EXERCISE DESCRIPTION: In the material below, find each line with the string "data" and copy it.

GIVEN INFORMATION:
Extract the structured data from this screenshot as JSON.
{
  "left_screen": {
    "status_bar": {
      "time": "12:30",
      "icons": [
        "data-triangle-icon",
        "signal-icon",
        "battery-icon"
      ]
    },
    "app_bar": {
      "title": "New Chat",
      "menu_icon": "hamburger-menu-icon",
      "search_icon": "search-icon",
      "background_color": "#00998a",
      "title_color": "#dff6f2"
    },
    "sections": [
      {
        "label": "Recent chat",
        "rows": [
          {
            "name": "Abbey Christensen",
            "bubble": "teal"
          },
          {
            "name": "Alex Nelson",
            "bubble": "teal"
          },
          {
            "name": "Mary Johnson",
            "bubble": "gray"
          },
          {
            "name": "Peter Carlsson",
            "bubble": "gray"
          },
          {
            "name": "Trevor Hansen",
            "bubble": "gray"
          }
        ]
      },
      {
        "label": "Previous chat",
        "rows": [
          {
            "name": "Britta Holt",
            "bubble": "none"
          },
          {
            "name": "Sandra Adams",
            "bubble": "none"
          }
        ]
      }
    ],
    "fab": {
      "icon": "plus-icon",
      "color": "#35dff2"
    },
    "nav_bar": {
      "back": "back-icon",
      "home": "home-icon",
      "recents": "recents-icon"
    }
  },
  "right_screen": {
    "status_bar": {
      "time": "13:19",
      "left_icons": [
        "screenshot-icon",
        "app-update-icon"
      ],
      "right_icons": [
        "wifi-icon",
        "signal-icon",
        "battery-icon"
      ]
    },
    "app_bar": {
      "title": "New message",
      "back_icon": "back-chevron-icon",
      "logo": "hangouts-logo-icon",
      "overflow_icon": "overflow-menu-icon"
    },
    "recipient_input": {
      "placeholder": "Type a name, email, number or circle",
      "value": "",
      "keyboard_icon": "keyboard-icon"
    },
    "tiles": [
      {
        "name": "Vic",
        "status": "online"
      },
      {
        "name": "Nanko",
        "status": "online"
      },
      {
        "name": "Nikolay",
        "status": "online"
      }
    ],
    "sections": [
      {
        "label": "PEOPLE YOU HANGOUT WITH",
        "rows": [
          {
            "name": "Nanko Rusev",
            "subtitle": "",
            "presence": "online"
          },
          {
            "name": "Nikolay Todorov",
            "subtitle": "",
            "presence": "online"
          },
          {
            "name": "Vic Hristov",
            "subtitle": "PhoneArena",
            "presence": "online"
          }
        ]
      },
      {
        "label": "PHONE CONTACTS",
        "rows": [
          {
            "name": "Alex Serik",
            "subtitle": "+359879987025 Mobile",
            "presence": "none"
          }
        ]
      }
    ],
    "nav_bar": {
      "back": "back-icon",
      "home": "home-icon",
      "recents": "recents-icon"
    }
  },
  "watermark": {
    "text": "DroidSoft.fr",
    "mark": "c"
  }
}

THE COMPLETED TASK:
Extract the structured data from this screenshot as JSON.
        "data-triangle-icon",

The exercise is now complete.